# [Goal of the exercise]
Filter these entries, keeping only lines that hold the word "this".
===== Records to use =====
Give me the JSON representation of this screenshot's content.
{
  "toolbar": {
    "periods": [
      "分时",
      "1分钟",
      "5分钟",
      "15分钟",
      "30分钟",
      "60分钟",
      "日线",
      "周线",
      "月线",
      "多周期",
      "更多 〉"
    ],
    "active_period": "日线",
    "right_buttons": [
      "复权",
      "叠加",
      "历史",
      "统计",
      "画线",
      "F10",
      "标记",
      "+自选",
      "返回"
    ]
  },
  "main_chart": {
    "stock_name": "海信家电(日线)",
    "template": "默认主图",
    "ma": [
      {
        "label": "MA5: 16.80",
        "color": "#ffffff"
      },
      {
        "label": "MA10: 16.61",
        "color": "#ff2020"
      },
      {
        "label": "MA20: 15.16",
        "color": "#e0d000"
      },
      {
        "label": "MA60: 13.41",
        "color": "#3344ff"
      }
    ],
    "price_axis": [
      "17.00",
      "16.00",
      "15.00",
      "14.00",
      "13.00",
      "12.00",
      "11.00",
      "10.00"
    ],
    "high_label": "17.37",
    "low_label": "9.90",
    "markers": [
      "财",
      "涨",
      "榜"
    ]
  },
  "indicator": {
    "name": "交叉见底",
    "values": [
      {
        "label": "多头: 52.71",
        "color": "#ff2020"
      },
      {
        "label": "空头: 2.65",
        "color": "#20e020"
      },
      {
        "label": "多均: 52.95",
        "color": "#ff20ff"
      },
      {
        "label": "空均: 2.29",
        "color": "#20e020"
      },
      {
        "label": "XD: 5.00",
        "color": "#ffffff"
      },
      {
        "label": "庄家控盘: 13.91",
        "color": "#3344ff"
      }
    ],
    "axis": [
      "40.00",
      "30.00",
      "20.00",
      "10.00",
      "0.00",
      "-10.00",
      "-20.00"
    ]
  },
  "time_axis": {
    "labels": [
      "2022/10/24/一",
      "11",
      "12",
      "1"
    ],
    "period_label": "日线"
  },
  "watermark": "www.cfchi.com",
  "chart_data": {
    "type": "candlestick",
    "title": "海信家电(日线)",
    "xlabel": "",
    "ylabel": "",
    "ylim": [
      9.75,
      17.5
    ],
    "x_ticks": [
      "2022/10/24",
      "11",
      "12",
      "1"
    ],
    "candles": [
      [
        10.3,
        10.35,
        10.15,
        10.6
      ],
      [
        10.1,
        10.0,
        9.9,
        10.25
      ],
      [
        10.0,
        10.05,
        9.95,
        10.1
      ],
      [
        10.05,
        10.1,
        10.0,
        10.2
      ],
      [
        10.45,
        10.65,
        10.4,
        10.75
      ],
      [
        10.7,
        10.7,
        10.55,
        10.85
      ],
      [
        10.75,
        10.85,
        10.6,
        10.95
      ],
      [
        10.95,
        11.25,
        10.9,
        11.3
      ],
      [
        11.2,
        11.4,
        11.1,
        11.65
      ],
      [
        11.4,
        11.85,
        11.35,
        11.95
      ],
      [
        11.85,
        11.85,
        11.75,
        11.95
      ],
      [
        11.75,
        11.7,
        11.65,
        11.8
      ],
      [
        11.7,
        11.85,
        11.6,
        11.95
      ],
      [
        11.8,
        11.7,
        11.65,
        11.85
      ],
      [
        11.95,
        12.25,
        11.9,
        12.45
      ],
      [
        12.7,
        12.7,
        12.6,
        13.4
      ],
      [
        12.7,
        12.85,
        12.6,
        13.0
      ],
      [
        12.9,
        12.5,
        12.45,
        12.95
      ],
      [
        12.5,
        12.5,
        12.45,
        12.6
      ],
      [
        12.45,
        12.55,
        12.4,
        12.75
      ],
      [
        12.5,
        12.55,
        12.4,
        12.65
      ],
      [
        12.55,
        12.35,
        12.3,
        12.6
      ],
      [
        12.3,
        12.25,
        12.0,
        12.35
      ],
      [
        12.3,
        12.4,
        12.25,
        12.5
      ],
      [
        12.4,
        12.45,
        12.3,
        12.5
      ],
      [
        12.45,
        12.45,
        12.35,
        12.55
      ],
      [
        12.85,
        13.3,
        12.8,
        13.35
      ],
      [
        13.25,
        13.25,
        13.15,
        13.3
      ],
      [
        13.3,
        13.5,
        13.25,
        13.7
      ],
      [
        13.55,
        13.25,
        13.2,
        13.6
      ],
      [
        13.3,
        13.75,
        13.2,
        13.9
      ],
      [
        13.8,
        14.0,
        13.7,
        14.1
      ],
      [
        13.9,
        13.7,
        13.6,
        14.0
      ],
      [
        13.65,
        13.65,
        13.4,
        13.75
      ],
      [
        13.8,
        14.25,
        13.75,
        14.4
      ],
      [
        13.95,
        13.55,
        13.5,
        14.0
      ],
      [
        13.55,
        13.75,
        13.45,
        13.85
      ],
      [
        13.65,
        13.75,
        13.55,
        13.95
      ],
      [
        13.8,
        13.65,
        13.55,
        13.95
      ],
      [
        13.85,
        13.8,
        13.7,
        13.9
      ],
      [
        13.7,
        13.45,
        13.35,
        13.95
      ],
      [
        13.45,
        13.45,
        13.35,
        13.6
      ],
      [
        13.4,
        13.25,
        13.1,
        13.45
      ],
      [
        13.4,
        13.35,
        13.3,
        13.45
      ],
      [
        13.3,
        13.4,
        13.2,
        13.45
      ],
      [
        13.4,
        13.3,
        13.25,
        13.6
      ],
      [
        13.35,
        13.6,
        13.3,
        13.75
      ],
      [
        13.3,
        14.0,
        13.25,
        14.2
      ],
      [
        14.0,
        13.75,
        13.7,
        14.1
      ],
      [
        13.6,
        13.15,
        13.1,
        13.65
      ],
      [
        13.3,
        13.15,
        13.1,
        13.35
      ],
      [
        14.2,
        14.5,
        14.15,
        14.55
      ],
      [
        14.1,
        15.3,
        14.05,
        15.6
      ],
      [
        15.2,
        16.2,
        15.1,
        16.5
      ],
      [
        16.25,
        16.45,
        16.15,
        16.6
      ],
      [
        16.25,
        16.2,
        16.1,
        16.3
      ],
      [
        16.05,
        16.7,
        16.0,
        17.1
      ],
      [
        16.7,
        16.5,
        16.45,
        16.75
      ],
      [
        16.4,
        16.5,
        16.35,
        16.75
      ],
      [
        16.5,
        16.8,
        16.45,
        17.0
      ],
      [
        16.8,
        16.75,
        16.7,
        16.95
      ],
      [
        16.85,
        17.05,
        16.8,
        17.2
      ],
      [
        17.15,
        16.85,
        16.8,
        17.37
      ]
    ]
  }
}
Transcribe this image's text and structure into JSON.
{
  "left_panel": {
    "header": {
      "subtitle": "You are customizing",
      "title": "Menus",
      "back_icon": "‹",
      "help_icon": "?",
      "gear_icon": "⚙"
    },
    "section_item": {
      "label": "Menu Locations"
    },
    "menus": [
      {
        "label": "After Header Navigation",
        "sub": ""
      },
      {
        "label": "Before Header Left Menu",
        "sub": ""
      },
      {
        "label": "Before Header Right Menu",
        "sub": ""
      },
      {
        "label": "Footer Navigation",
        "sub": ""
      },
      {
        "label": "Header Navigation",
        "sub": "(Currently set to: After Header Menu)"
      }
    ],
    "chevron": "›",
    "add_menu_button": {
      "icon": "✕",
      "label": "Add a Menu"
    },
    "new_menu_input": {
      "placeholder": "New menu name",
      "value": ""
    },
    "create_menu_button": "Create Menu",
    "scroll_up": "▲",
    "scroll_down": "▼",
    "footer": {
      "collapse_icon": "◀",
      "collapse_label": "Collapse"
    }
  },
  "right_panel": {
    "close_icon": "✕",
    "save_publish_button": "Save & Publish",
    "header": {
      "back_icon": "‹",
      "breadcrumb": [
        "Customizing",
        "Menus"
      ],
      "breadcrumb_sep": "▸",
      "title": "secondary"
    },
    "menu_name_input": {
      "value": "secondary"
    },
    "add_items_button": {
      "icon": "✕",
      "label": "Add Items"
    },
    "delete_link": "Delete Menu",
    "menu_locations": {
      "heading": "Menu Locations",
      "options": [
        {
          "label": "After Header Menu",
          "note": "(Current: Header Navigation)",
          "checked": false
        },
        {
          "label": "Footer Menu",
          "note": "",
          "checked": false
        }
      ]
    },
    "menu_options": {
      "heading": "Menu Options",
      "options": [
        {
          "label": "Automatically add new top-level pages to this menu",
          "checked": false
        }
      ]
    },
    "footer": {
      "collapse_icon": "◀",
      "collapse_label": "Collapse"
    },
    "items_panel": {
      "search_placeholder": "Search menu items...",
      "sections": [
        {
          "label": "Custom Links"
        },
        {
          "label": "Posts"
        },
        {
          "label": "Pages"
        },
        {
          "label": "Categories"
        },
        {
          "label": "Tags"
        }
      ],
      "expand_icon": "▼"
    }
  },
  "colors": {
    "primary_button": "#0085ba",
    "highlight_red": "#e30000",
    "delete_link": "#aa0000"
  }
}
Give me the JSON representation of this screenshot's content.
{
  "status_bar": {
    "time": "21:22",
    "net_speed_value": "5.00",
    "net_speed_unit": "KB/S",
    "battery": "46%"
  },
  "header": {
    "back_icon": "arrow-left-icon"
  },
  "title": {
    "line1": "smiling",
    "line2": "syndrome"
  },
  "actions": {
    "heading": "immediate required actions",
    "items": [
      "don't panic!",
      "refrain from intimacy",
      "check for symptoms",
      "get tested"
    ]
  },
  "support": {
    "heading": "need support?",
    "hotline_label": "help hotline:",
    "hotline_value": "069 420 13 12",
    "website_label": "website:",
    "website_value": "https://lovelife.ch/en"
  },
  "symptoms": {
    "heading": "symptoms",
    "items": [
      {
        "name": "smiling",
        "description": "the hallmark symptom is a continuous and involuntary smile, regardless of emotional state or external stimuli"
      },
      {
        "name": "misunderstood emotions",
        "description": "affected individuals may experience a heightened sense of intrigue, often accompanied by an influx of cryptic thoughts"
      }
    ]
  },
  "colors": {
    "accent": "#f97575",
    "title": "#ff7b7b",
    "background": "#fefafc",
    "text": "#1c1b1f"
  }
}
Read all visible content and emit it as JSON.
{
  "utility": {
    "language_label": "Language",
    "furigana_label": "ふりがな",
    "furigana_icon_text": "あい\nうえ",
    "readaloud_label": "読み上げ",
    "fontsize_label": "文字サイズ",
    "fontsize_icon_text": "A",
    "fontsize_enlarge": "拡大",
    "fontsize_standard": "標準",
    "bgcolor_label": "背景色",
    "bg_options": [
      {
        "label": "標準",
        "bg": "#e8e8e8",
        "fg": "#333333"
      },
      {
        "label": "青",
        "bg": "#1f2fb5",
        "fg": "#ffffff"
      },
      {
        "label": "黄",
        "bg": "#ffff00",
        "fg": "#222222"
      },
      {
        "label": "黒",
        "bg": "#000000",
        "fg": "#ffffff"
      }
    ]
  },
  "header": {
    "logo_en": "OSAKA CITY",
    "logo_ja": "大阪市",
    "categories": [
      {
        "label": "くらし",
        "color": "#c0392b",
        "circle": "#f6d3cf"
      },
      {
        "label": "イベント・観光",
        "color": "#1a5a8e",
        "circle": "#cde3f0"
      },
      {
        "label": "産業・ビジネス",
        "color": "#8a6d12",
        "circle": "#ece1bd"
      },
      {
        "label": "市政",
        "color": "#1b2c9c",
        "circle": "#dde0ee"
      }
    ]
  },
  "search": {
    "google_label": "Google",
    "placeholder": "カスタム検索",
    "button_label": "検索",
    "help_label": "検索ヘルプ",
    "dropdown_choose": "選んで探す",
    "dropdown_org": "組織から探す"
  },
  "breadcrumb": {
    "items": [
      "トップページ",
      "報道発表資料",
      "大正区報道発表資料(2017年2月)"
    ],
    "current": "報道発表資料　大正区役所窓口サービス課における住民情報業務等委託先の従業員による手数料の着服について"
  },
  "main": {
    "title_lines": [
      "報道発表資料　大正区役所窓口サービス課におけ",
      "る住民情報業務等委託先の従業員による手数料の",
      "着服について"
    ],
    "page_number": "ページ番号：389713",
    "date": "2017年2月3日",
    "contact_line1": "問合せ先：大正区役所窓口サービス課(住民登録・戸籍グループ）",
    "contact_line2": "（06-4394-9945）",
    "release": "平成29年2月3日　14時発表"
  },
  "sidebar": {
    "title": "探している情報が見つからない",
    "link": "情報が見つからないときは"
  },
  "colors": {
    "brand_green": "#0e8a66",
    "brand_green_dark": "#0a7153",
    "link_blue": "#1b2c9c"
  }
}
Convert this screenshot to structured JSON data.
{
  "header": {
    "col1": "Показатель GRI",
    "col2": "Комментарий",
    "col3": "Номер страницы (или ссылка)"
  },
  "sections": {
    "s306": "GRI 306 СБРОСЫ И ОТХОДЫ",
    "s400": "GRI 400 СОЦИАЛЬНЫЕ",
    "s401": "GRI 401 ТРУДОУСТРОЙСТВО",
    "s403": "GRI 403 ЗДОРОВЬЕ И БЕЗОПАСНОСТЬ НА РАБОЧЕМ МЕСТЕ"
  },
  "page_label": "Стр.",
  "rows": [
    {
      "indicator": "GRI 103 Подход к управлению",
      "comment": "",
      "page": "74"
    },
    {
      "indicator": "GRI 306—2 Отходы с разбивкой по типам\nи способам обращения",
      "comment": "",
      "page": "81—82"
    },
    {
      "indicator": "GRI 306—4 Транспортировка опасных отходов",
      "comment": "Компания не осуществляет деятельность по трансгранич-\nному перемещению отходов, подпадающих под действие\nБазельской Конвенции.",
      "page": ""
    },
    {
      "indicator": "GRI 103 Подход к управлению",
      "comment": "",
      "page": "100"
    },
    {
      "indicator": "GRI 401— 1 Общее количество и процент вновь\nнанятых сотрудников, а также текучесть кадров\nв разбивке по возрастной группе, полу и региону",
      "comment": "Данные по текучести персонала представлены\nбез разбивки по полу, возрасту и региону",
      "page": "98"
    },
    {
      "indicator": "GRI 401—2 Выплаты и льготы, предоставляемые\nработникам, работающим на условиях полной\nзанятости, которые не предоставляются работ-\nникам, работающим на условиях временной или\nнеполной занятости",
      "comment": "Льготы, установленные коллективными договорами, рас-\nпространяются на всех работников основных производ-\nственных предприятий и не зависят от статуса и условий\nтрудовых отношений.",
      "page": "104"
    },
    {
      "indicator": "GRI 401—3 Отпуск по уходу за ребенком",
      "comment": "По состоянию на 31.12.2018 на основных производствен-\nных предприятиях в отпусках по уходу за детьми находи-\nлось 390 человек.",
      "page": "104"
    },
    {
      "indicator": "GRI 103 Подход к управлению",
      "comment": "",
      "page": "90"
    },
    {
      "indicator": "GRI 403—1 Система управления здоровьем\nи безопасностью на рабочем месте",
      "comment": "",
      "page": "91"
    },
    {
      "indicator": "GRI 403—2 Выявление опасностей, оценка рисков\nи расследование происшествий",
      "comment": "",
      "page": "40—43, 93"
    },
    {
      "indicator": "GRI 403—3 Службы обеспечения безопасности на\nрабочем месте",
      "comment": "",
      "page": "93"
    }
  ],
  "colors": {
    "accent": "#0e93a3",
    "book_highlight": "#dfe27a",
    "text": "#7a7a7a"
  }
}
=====
# [Exercise output]
Give me the JSON representation of this screenshot's content.
Transcribe this image's text and structure into JSON.
          "label": "Automatically add new top-level pages to this menu",
Give me the JSON representation of this screenshot's content.
Convert this screenshot to structured JSON data.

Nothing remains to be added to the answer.